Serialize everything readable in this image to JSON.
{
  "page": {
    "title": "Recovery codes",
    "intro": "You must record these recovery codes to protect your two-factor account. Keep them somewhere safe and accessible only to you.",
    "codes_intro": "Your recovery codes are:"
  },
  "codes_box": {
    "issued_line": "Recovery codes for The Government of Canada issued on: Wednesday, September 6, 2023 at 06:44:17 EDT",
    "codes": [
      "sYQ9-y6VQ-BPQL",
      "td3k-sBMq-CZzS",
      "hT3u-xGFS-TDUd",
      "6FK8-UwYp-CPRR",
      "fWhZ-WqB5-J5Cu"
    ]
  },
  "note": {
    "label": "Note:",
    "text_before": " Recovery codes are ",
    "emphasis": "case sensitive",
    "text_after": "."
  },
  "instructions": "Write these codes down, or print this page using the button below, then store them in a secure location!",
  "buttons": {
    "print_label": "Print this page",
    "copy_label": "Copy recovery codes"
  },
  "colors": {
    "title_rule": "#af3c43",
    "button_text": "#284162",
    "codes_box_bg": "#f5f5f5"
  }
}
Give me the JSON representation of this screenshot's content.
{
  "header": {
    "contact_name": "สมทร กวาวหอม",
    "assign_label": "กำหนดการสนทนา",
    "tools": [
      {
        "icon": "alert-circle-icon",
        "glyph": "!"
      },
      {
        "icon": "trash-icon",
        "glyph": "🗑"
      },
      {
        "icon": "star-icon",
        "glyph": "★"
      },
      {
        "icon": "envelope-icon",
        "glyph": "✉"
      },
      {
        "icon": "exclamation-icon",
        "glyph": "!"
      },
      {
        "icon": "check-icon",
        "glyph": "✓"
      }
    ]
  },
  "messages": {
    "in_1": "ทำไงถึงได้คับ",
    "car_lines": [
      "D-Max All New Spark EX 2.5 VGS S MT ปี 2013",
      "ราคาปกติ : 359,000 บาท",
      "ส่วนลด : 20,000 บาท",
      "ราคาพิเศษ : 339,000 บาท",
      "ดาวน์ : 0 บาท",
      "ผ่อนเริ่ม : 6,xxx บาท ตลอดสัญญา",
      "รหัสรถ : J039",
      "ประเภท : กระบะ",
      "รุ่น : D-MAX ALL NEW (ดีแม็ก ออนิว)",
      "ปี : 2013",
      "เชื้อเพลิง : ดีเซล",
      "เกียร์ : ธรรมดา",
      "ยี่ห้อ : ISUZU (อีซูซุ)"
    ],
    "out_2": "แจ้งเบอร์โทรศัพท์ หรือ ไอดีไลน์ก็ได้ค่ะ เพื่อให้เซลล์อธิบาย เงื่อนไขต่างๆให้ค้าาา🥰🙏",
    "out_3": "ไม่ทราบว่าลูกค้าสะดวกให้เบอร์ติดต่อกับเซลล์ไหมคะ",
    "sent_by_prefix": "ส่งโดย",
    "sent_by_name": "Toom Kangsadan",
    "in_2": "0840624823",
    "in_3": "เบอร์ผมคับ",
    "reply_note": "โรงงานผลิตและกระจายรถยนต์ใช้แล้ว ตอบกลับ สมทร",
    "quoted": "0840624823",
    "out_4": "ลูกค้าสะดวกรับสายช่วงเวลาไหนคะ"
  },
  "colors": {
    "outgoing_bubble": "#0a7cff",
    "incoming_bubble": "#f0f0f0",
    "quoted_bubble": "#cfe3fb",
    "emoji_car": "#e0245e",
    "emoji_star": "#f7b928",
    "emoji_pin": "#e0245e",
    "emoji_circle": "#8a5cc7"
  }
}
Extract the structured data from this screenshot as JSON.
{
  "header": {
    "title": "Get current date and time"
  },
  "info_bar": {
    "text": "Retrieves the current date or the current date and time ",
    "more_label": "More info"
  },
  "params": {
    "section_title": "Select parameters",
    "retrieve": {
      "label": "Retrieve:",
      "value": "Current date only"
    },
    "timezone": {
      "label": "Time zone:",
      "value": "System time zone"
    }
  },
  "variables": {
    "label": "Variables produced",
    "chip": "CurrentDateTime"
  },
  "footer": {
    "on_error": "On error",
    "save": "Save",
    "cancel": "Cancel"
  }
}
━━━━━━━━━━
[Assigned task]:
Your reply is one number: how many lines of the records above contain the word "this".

[Exercise response]:
5